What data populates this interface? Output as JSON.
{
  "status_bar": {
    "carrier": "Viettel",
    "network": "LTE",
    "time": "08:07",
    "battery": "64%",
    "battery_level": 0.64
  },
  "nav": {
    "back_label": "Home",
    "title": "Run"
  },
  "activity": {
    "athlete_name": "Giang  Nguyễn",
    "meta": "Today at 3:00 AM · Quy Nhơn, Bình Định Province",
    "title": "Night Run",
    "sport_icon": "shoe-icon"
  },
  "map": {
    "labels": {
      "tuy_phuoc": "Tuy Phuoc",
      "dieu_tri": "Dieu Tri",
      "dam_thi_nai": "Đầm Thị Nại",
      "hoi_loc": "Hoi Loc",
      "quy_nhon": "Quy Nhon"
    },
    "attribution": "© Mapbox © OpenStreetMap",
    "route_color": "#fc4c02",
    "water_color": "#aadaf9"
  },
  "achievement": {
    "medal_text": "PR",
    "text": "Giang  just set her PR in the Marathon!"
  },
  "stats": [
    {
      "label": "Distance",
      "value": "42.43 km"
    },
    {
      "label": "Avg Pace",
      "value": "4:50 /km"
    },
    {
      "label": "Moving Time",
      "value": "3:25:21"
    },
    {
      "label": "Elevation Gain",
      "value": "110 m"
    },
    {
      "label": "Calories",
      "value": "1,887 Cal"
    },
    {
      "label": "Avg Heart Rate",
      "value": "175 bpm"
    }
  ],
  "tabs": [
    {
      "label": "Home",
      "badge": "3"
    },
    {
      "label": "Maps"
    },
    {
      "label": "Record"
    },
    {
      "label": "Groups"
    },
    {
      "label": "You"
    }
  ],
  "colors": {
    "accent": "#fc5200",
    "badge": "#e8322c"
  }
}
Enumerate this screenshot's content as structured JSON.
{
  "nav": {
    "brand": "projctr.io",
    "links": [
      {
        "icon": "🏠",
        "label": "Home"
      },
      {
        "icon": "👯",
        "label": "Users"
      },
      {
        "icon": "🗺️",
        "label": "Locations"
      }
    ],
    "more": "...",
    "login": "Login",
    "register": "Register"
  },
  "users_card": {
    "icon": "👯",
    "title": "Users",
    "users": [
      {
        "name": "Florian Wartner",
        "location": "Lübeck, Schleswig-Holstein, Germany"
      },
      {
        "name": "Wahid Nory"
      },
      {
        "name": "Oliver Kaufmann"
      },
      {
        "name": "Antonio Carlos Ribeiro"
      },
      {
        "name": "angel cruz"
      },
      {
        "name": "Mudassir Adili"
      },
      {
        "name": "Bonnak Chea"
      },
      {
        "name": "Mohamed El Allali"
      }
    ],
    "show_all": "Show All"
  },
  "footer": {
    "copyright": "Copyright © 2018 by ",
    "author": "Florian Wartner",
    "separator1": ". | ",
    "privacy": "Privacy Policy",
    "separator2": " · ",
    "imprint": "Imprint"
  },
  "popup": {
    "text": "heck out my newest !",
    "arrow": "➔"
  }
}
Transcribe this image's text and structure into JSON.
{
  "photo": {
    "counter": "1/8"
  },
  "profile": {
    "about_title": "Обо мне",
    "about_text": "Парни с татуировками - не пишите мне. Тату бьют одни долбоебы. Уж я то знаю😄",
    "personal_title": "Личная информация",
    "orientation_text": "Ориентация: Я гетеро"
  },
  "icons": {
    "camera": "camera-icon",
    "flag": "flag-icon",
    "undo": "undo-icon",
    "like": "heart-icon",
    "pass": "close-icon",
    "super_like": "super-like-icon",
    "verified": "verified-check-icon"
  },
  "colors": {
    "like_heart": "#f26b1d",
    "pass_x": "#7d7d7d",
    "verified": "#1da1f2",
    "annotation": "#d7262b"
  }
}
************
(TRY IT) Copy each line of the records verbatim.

(OUTPUT OF THE TASK)
What data populates this interface? Output as JSON.
{
  "status_bar": {
    "carrier": "Viettel",
    "network": "LTE",
    "time": "08:07",
    "battery": "64%",
    "battery_level": 0.64
  },
  "nav": {
    "back_label": "Home",
    "title": "Run"
  },
  "activity": {
    "athlete_name": "Giang  Nguyễn",
    "meta": "Today at 3:00 AM · Quy Nhơn, Bình Định Province",
    "title": "Night Run",
    "sport_icon": "shoe-icon"
  },
  "map": {
    "labels": {
      "tuy_phuoc": "Tuy Phuoc",
      "dieu_tri": "Dieu Tri",
      "dam_thi_nai": "Đầm Thị Nại",
      "hoi_loc": "Hoi Loc",
      "quy_nhon": "Quy Nhon"
    },
    "attribution": "© Mapbox © OpenStreetMap",
    "route_color": "#fc4c02",
    "water_color": "#aadaf9"
  },
  "achievement": {
    "medal_text": "PR",
    "text": "Giang  just set her PR in the Marathon!"
  },
  "stats": [
    {
      "label": "Distance",
      "value": "42.43 km"
    },
    {
      "label": "Avg Pace",
      "value": "4:50 /km"
    },
    {
      "label": "Moving Time",
      "value": "3:25:21"
    },
    {
      "label": "Elevation Gain",
      "value": "110 m"
    },
    {
      "label": "Calories",
      "value": "1,887 Cal"
    },
    {
      "label": "Avg Heart Rate",
      "value": "175 bpm"
    }
  ],
  "tabs": [
    {
      "label": "Home",
      "badge": "3"
    },
    {
      "label": "Maps"
    },
    {
      "label": "Record"
    },
    {
      "label": "Groups"
    },
    {
      "label": "You"
    }
  ],
  "colors": {
    "accent": "#fc5200",
    "badge": "#e8322c"
  }
}
Enumerate this screenshot's content as structured JSON.
{
  "nav": {
    "brand": "projctr.io",
    "links": [
      {
        "icon": "🏠",
        "label": "Home"
      },
      {
        "icon": "👯",
        "label": "Users"
      },
      {
        "icon": "🗺️",
        "label": "Locations"
      }
    ],
    "more": "...",
    "login": "Login",
    "register": "Register"
  },
  "users_card": {
    "icon": "👯",
    "title": "Users",
    "users": [
      {
        "name": "Florian Wartner",
        "location": "Lübeck, Schleswig-Holstein, Germany"
      },
      {
        "name": "Wahid Nory"
      },
      {
        "name": "Oliver Kaufmann"
      },
      {
        "name": "Antonio Carlos Ribeiro"
      },
      {
        "name": "angel cruz"
      },
      {
        "name": "Mudassir Adili"
      },
      {
        "name": "Bonnak Chea"
      },
      {
        "name": "Mohamed El Allali"
      }
    ],
    "show_all": "Show All"
  },
  "footer": {
    "copyright": "Copyright © 2018 by ",
    "author": "Florian Wartner",
    "separator1": ". | ",
    "privacy": "Privacy Policy",
    "separator2": " · ",
    "imprint": "Imprint"
  },
  "popup": {
    "text": "heck out my newest !",
    "arrow": "➔"
  }
}
Transcribe this image's text and structure into JSON.
{
  "photo": {
    "counter": "1/8"
  },
  "profile": {
    "about_title": "Обо мне",
    "about_text": "Парни с татуировками - не пишите мне. Тату бьют одни долбоебы. Уж я то знаю😄",
    "personal_title": "Личная информация",
    "orientation_text": "Ориентация: Я гетеро"
  },
  "icons": {
    "camera": "camera-icon",
    "flag": "flag-icon",
    "undo": "undo-icon",
    "like": "heart-icon",
    "pass": "close-icon",
    "super_like": "super-like-icon",
    "verified": "verified-check-icon"
  },
  "colors": {
    "like_heart": "#f26b1d",
    "pass_x": "#7d7d7d",
    "verified": "#1da1f2",
    "annotation": "#d7262b"
  }
}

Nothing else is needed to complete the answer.